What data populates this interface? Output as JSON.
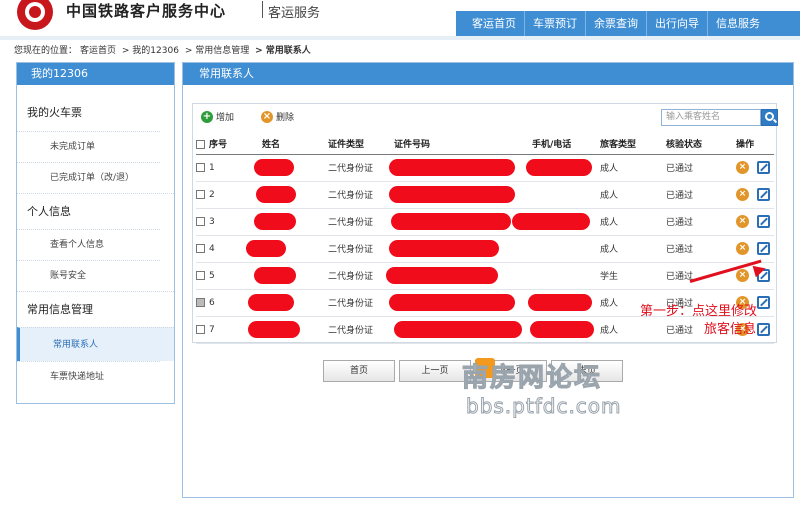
{
  "header": {
    "site_title": "中国铁路客户服务中心",
    "site_sub": "客运服务",
    "nav": [
      "客运首页",
      "车票预订",
      "余票查询",
      "出行向导",
      "信息服务"
    ]
  },
  "breadcrumb": {
    "prefix": "您现在的位置：",
    "items": [
      "客运首页",
      "> 我的12306",
      "> 常用信息管理",
      "> 常用联系人"
    ]
  },
  "sidebar": {
    "title": "我的12306",
    "sections": [
      {
        "label": "我的火车票",
        "items": [
          "未完成订单",
          "已完成订单（改/退）"
        ]
      },
      {
        "label": "个人信息",
        "items": [
          "查看个人信息",
          "账号安全"
        ]
      },
      {
        "label": "常用信息管理",
        "items": [
          "常用联系人",
          "车票快递地址"
        ]
      }
    ],
    "active_item": "常用联系人"
  },
  "main": {
    "title": "常用联系人",
    "toolbar": {
      "add_label": "增加",
      "delete_label": "删除",
      "search_placeholder": "输入乘客姓名"
    },
    "table": {
      "headers": [
        "序号",
        "姓名",
        "证件类型",
        "证件号码",
        "手机/电话",
        "旅客类型",
        "核验状态",
        "操作"
      ],
      "rows": [
        {
          "no": "1",
          "id_type": "二代身份证",
          "passenger_type": "成人",
          "status": "已通过"
        },
        {
          "no": "2",
          "id_type": "二代身份证",
          "passenger_type": "成人",
          "status": "已通过"
        },
        {
          "no": "3",
          "id_type": "二代身份证",
          "passenger_type": "成人",
          "status": "已通过"
        },
        {
          "no": "4",
          "id_type": "二代身份证",
          "passenger_type": "成人",
          "status": "已通过"
        },
        {
          "no": "5",
          "id_type": "二代身份证",
          "passenger_type": "学生",
          "status": "已通过"
        },
        {
          "no": "6",
          "id_type": "二代身份证",
          "passenger_type": "成人",
          "status": "已通过"
        },
        {
          "no": "7",
          "id_type": "二代身份证",
          "passenger_type": "成人",
          "status": "已通过"
        }
      ]
    },
    "pager": [
      "首页",
      "上一页",
      "下一页",
      "末页"
    ]
  },
  "annotation": {
    "line1": "第一步：点这里修改",
    "line2": "旅客信息"
  },
  "watermark": {
    "line1": "南房网论坛",
    "line2": "bbs.ptfdc.com"
  },
  "colors": {
    "accent": "#3f8ed4",
    "redaction": "#f00c1a",
    "annotation": "#e0101f"
  }
}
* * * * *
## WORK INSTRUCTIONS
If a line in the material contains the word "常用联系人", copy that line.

## EXERCISE ANSWER
      "> 常用联系人"
          "常用联系人",
    "active_item": "常用联系人"
    "title": "常用联系人",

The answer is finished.